◆ **WHAT TO WORK ON**: Gather up every line from the entries below that uses the word "this".

Records from a dataset:
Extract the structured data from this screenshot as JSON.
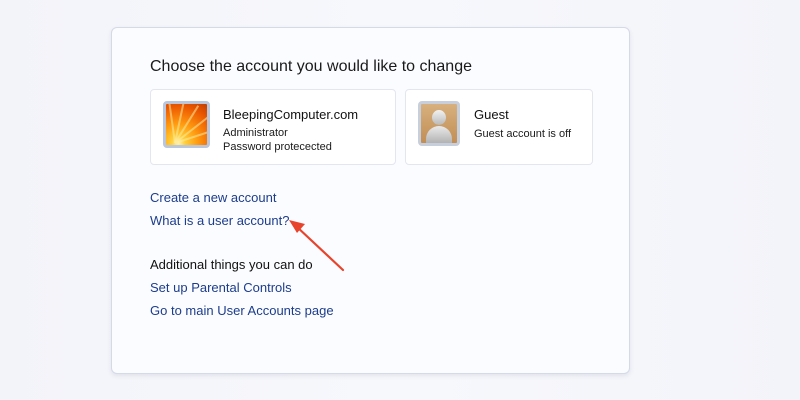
{
  "panel": {
    "heading": "Choose the account you would like to change"
  },
  "accounts": [
    {
      "name": "BleepingComputer.com",
      "lines": [
        "Administrator",
        "Password protecected"
      ],
      "avatar_icon": "sunflower-picture-icon"
    },
    {
      "name": "Guest",
      "lines": [
        "Guest account is off"
      ],
      "avatar_icon": "guest-person-icon"
    }
  ],
  "links": {
    "create_account": "Create a new account",
    "what_is_account": "What is a user account?"
  },
  "additional": {
    "heading": "Additional things you can do",
    "parental_controls": "Set up Parental Controls",
    "main_page": "Go to main User Accounts page"
  },
  "annotation": {
    "icon": "red-arrow-icon",
    "color": "#e8432b"
  }
}
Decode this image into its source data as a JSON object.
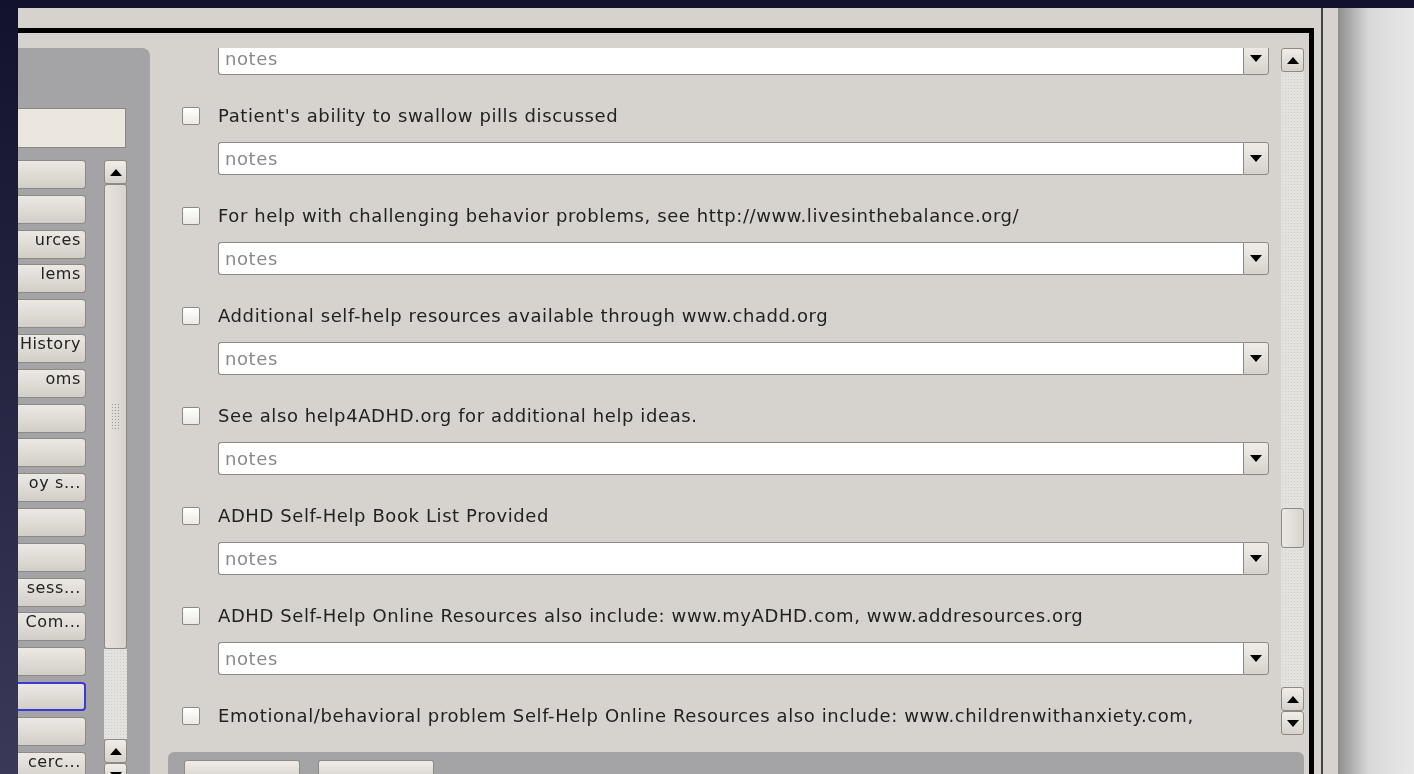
{
  "sidebar": {
    "buttons": [
      {
        "selected": false
      },
      {
        "selected": false
      },
      {
        "label": "urces",
        "selected": false
      },
      {
        "label": "lems",
        "selected": false
      },
      {
        "selected": false
      },
      {
        "label": "History",
        "selected": false
      },
      {
        "label": "oms",
        "selected": false
      },
      {
        "selected": false
      },
      {
        "selected": false
      },
      {
        "label": "oy s...",
        "selected": false
      },
      {
        "selected": false
      },
      {
        "selected": false
      },
      {
        "label": "sess...",
        "selected": false
      },
      {
        "label": "Com...",
        "selected": false
      },
      {
        "selected": false
      },
      {
        "selected": true
      },
      {
        "selected": false
      },
      {
        "label": "cerc...",
        "selected": false
      }
    ]
  },
  "form": {
    "rows": [
      {
        "kind": "notes",
        "placeholder": "notes"
      },
      {
        "kind": "checkbox",
        "label": "Patient's ability to swallow pills discussed",
        "checked": false
      },
      {
        "kind": "notes",
        "placeholder": "notes"
      },
      {
        "kind": "checkbox",
        "label": "For help with challenging behavior problems, see http://www.livesinthebalance.org/",
        "checked": false
      },
      {
        "kind": "notes",
        "placeholder": "notes"
      },
      {
        "kind": "checkbox",
        "label": "Additional self-help resources available through www.chadd.org",
        "checked": false
      },
      {
        "kind": "notes",
        "placeholder": "notes"
      },
      {
        "kind": "checkbox",
        "label": "See also help4ADHD.org for additional help ideas.",
        "checked": false
      },
      {
        "kind": "notes",
        "placeholder": "notes"
      },
      {
        "kind": "checkbox",
        "label": "ADHD Self-Help Book List Provided",
        "checked": false
      },
      {
        "kind": "notes",
        "placeholder": "notes"
      },
      {
        "kind": "checkbox",
        "label": "ADHD Self-Help Online Resources also include: www.myADHD.com, www.addresources.org",
        "checked": false
      },
      {
        "kind": "notes",
        "placeholder": "notes"
      },
      {
        "kind": "checkbox",
        "label": "Emotional/behavioral problem Self-Help Online Resources also include: www.childrenwithanxiety.com,",
        "checked": false
      }
    ]
  }
}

◆ **EXPECTED ANSWER**:
Extract the structured data from this screenshot as JSON.
Decode this image into its source data as a JSON object.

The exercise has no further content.